But at some point you cross a threshold where you ought to know there is a problem. At some point you cross a threshold where you should have done something about the problem.
For those who like long stories, you can read one
Someone I know recently went to a presentation about policing in a small-ish city. The presentation had demographics in it. The demographics showed there were no indigenous people living in the city. They were asked about this (it didn’t seem plausible) and said that many indigenous people live in surrounding communities, but there were none in the city.
The city is about 5% indigenous people.
Someone looked up statistics Canada stats on “visible minorities” to make a chart. It turns out that indigenous is not a “visible minority” in statscan stats (there are other stats where it shows up, but it is explicitly not tracked in that category).
So I get how this happened, but I see a lot of failures. First they should have someone who understands the stats they use better doing the charts. But this is administration staff for police, I don’t expect them to be statisticians, so I’m not too livid about this one.
But then no one said, hey wait, doesn’t our city have indigenous people living in it? They have a racist mindset that erases indigenous people.
Finally, when it was challenged, the person who received the challenge was more sure of their statistics than of their actual life experience where they have nearly certainly interacted with indigenous people living in the city. (Or more insistent on saving face than on being right) They were able to justify erasing indigenous people in their analysis.
I think Google made algorithms and reasonably was unable to predict how they would function. I think, though, that it’s clear that at some stage of testing their algorithms before putting them into use, there were people who (most likely because of unconscious biases) simply didn’t think anything like, “It’s important that we test this on a very diverse group of images of people.”
So I think they should have done better on the initial classifier, not just on their solution to it. It’s calling black people gorillas. Is it also misclassifying people with mobility devices? People with down syndrome?

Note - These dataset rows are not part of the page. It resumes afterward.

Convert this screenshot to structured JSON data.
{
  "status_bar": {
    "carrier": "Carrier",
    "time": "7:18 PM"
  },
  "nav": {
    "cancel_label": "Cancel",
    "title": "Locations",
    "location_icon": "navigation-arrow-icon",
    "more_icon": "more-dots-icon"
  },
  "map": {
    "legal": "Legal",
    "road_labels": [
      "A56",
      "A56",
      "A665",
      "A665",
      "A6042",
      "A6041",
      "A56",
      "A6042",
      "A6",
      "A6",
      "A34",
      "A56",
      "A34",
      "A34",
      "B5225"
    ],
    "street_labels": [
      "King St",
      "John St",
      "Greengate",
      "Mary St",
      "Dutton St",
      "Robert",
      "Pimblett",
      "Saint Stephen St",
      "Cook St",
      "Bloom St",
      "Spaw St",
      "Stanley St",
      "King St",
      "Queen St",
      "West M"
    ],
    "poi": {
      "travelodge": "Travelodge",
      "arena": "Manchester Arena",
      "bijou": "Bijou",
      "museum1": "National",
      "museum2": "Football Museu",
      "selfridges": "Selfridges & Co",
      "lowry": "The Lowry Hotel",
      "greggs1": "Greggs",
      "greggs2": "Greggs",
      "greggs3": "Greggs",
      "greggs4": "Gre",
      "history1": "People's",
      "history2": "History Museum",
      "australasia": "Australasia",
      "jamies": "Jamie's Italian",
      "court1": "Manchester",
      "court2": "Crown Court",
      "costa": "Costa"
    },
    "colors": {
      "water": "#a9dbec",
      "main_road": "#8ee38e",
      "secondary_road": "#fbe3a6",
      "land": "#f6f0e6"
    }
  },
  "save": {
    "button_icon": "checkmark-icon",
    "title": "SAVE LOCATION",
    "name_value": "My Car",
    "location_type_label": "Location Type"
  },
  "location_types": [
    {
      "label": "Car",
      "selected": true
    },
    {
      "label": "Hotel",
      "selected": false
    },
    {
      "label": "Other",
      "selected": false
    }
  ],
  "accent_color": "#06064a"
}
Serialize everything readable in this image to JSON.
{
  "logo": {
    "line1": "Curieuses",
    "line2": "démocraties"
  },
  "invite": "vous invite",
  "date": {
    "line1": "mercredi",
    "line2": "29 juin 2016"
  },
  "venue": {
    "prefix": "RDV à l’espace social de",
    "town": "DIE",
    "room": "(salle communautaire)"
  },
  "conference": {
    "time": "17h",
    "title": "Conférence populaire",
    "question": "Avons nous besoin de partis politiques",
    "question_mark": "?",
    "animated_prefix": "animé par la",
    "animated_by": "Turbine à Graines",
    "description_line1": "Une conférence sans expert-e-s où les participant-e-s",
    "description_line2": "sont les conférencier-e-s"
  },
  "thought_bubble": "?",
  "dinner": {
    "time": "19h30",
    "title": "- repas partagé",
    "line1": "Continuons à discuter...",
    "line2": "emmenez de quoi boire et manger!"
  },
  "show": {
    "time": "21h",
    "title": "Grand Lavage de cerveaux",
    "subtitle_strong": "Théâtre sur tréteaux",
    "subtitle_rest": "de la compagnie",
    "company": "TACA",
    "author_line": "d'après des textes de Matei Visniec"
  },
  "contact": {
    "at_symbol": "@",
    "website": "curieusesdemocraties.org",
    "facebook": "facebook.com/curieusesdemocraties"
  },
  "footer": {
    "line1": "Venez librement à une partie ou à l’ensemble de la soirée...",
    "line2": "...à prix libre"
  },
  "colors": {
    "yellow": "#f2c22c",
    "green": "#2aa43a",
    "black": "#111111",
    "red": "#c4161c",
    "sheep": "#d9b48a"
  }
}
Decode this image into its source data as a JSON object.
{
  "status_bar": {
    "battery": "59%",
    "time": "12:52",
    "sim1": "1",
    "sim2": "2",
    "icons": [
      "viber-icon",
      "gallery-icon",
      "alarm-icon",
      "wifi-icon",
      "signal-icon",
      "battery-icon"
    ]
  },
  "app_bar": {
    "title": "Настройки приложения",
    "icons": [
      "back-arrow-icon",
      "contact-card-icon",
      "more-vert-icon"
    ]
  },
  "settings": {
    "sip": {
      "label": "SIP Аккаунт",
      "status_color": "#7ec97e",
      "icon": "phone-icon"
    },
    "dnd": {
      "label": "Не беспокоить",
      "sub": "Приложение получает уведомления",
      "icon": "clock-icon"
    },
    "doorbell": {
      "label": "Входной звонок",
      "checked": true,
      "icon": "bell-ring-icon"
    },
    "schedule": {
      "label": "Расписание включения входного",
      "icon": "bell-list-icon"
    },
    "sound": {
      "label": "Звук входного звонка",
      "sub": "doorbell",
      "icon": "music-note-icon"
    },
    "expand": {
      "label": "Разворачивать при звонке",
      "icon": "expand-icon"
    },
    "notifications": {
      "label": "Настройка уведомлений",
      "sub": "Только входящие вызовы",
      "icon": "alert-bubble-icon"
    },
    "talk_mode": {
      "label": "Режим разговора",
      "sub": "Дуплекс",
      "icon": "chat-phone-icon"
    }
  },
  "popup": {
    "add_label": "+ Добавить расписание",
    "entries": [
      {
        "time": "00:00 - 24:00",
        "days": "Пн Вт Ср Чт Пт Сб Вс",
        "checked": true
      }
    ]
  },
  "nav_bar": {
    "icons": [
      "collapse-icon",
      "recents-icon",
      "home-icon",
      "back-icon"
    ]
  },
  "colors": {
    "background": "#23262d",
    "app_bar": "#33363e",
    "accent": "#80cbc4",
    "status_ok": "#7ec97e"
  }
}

The whole thing makes me think a bit about:
They need to think of better lenses through which to view their products before they send them out the door.